* _Required action_
Return all of the data below verbatim and exclude every picture.

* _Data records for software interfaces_
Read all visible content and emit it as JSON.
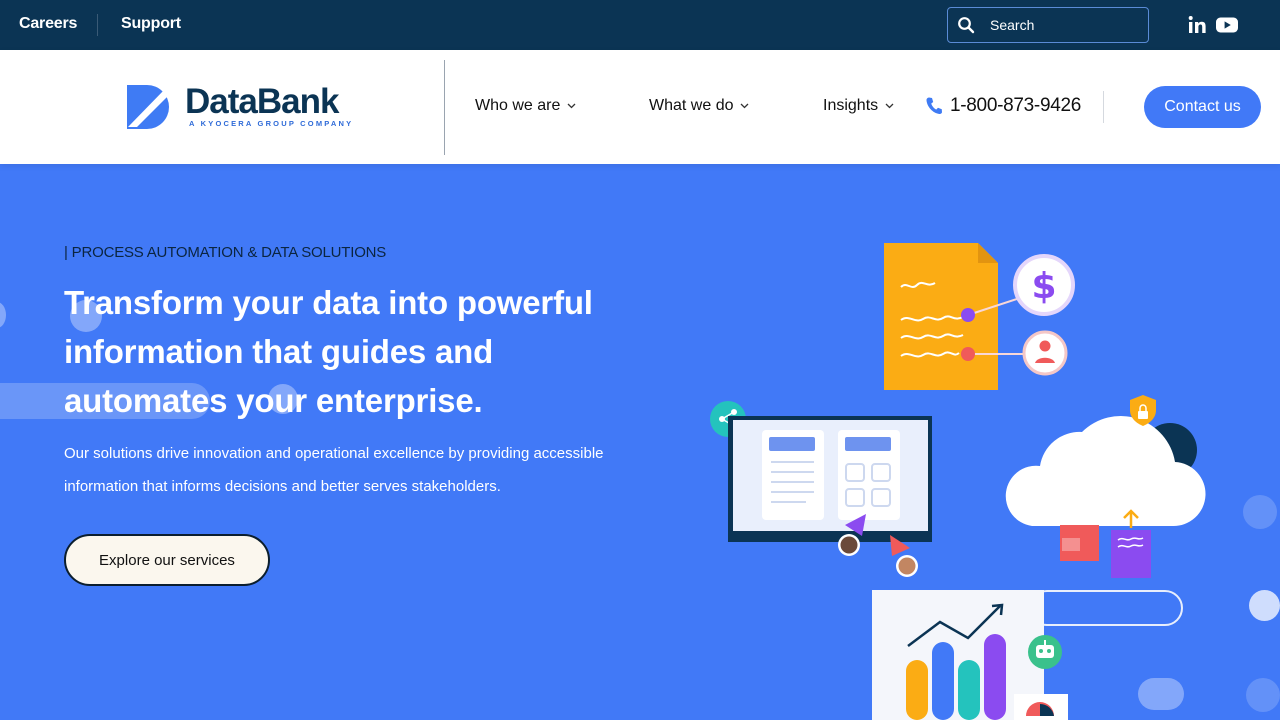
{
  "topbar": {
    "careers": "Careers",
    "support": "Support",
    "search_placeholder": "Search",
    "social": [
      "linkedin-icon",
      "youtube-icon"
    ]
  },
  "header": {
    "logo_name": "DataBank",
    "logo_tagline": "A KYOCERA GROUP COMPANY",
    "nav": [
      "Who we are",
      "What we do",
      "Insights"
    ],
    "phone": "1-800-873-9426",
    "contact": "Contact us"
  },
  "hero": {
    "eyebrow": "| PROCESS AUTOMATION & DATA SOLUTIONS",
    "headline": "Transform your data into powerful information that guides and automates your enterprise.",
    "description": "Our solutions drive innovation and operational excellence by providing accessible information that informs decisions and better serves stakeholders.",
    "cta": "Explore our services"
  },
  "colors": {
    "topbar": "#0b3454",
    "hero": "#4179f7",
    "accent": "#4179f7",
    "navy": "#0b3454"
  }
}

* _Expected output_
Read all visible content and emit it as JSON.
{
  "topbar": {
    "careers": "Careers",
    "support": "Support",
    "search_placeholder": "Search",
    "social": [
      "linkedin-icon",
      "youtube-icon"
    ]
  },
  "header": {
    "logo_name": "DataBank",
    "logo_tagline": "A KYOCERA GROUP COMPANY",
    "nav": [
      "Who we are",
      "What we do",
      "Insights"
    ],
    "phone": "1-800-873-9426",
    "contact": "Contact us"
  },
  "hero": {
    "eyebrow": "| PROCESS AUTOMATION & DATA SOLUTIONS",
    "headline": "Transform your data into powerful information that guides and automates your enterprise.",
    "description": "Our solutions drive innovation and operational excellence by providing accessible information that informs decisions and better serves stakeholders.",
    "cta": "Explore our services"
  },
  "colors": {
    "topbar": "#0b3454",
    "hero": "#4179f7",
    "accent": "#4179f7",
    "navy": "#0b3454"
  }
}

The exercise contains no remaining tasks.